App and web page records

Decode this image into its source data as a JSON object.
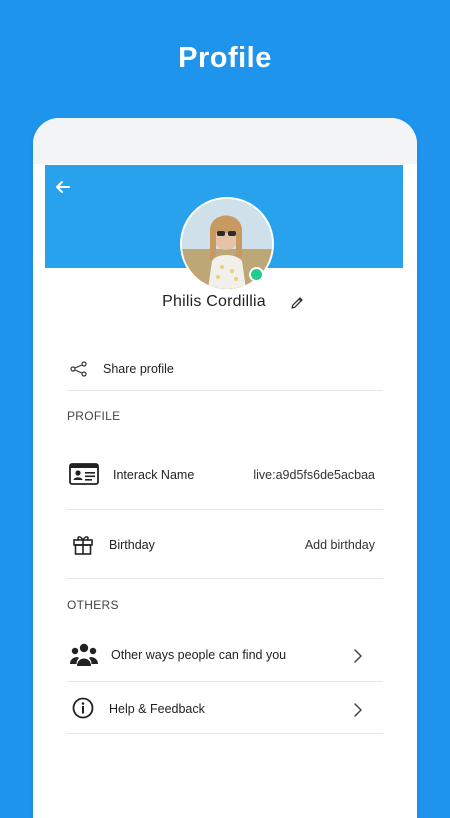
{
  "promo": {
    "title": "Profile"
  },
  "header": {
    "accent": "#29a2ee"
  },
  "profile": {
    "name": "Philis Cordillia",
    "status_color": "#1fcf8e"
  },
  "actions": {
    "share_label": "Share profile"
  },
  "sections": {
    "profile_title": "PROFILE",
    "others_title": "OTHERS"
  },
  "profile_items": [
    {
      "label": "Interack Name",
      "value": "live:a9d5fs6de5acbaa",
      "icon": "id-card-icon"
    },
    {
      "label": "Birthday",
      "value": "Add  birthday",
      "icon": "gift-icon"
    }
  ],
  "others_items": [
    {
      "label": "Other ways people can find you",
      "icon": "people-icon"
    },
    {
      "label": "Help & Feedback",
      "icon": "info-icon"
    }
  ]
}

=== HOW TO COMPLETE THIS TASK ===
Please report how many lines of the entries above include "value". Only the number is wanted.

=== RESPONSE AREA ===
2